→ **ASSIGNMENT**:
Count the lines holding the string "Local" in the records, and give only the count.

[Stored dataset items]
↓↓↓

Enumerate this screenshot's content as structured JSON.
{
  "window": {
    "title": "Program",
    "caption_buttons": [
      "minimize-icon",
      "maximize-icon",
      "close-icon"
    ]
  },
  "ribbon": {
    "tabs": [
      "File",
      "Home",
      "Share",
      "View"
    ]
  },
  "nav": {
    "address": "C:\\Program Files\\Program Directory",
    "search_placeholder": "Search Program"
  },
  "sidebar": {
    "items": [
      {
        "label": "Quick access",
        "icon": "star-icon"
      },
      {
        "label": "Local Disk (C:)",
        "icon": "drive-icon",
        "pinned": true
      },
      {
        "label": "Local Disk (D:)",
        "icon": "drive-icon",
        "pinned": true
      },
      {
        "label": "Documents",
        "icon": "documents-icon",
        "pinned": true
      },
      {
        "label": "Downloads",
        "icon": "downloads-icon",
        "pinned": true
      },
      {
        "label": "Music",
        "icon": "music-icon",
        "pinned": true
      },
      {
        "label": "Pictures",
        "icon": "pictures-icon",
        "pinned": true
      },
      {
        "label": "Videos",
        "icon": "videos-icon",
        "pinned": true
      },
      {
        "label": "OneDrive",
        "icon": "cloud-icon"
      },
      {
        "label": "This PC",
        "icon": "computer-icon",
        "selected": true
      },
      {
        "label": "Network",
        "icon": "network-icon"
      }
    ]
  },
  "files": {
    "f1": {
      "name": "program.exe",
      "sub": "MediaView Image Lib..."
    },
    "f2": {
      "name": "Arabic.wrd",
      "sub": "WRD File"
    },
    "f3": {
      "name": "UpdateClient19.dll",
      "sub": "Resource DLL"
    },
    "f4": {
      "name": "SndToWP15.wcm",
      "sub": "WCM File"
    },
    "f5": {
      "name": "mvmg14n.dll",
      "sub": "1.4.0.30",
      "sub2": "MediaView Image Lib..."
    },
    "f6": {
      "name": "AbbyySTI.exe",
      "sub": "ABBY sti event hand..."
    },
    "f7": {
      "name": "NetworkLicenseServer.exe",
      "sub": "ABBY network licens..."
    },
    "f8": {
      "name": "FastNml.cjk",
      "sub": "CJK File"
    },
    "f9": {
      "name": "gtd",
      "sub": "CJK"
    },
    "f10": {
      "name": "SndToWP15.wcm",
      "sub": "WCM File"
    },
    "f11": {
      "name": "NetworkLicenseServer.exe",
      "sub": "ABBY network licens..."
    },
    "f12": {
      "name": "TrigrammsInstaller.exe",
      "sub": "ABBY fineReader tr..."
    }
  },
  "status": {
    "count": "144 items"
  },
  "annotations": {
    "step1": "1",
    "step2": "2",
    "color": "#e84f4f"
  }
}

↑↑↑

→ **OUTPUT FOR THIS TASK**:
2